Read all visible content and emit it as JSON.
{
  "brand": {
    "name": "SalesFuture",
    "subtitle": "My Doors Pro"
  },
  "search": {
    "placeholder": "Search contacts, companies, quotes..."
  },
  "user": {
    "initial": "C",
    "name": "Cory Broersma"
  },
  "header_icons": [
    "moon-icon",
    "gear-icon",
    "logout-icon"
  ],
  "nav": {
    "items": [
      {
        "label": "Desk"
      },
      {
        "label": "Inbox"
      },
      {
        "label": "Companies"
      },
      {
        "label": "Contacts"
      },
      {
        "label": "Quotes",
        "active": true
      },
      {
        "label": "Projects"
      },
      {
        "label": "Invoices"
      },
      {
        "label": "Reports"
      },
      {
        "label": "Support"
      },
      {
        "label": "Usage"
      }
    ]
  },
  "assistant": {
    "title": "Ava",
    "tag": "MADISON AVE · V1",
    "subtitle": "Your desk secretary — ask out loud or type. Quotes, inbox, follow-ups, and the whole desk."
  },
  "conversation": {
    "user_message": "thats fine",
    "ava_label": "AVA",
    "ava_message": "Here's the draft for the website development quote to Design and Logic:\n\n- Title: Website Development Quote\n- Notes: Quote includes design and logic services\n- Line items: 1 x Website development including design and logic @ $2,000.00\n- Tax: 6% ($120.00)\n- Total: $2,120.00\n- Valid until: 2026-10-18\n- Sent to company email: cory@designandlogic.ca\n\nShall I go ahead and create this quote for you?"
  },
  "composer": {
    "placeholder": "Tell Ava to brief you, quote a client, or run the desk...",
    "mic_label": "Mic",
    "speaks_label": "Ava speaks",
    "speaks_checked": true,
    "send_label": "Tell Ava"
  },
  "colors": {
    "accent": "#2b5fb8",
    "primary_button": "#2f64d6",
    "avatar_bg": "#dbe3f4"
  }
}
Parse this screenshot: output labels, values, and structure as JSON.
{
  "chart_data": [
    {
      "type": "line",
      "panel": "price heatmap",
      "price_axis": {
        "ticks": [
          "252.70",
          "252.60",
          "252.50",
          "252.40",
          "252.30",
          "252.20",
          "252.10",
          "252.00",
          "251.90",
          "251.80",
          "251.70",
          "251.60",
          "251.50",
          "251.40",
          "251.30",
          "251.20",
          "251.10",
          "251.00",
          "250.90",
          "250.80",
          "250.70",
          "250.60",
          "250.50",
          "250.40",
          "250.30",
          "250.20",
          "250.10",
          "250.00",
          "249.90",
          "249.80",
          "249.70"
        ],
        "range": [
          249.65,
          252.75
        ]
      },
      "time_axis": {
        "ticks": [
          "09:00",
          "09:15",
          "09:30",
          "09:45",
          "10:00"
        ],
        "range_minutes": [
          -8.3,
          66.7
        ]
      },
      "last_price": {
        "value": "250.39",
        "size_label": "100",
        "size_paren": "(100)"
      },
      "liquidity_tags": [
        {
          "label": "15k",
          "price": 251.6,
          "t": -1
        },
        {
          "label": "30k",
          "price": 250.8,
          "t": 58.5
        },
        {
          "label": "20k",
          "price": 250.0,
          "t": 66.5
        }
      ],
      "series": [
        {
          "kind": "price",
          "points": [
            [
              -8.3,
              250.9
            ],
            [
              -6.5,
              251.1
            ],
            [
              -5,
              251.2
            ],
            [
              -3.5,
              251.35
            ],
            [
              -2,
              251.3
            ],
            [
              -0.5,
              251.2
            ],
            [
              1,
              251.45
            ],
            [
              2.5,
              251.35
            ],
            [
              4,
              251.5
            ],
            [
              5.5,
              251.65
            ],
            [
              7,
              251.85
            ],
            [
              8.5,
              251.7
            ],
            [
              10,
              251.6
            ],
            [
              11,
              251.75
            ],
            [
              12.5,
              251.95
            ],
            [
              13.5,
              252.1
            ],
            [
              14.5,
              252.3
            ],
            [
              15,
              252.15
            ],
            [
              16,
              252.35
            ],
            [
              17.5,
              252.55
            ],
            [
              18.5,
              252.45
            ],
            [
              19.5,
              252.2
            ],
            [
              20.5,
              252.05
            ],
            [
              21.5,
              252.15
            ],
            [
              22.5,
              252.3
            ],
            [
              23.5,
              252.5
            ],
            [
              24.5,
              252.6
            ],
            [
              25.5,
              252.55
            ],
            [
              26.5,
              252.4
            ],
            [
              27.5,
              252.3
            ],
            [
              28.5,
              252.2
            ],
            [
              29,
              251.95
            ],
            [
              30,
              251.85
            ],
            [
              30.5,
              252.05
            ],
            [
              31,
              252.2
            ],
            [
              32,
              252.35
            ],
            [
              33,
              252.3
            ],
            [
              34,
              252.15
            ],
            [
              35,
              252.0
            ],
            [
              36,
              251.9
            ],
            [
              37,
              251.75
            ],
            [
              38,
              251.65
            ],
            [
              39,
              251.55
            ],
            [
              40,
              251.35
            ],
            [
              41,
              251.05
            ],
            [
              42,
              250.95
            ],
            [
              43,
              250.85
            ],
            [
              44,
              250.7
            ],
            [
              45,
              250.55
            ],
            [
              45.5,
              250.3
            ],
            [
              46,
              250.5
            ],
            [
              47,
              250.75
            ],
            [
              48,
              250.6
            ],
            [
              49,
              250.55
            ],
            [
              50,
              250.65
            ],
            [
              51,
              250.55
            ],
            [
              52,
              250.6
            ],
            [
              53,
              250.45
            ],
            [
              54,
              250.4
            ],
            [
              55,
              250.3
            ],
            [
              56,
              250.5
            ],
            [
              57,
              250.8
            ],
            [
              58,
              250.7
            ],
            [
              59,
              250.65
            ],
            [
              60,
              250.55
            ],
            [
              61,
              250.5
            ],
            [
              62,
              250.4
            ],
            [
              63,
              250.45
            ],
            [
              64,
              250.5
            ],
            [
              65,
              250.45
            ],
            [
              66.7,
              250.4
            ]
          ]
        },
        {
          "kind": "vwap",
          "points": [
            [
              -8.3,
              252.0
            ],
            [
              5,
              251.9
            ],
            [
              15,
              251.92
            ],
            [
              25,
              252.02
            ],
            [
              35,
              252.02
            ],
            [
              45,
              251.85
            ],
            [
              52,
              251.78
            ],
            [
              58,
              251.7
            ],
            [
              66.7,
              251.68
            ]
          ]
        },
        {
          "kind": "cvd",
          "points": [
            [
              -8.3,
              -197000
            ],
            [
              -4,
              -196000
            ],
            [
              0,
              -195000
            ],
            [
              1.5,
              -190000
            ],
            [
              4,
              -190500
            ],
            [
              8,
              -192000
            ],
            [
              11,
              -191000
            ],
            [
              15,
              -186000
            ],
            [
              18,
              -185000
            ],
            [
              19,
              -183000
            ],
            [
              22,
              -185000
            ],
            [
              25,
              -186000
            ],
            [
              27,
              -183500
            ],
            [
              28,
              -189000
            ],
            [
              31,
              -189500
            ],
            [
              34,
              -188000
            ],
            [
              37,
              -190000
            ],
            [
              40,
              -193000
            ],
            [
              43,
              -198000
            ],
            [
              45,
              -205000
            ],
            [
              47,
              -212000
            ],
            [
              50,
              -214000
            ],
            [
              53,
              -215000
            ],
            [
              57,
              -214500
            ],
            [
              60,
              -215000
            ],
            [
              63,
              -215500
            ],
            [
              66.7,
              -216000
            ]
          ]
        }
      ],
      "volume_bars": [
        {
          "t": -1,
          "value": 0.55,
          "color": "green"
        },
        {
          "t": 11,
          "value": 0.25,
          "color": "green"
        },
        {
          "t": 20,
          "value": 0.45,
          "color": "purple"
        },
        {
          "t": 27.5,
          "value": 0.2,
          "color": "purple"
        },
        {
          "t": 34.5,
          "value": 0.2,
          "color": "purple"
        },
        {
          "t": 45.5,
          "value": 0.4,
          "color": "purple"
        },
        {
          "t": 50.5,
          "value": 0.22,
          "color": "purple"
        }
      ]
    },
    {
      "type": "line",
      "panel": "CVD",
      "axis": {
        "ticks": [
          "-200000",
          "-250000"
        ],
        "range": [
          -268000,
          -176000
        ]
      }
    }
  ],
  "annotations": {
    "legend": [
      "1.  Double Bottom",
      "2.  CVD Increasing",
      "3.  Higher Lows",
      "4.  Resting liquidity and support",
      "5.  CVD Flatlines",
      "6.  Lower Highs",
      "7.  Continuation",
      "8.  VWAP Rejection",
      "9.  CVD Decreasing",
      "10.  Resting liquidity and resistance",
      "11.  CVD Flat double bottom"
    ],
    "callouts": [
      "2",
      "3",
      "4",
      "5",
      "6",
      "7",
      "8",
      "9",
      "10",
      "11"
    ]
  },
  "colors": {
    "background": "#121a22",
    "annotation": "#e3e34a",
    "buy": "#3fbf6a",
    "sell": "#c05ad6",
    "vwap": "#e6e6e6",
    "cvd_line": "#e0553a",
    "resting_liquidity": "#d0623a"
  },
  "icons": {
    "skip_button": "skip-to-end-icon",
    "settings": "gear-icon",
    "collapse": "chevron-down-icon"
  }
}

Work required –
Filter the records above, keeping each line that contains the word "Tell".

Worked solution –
    "placeholder": "Tell Ava to brief you, quote a client, or run the desk...",
    "send_label": "Tell Ava"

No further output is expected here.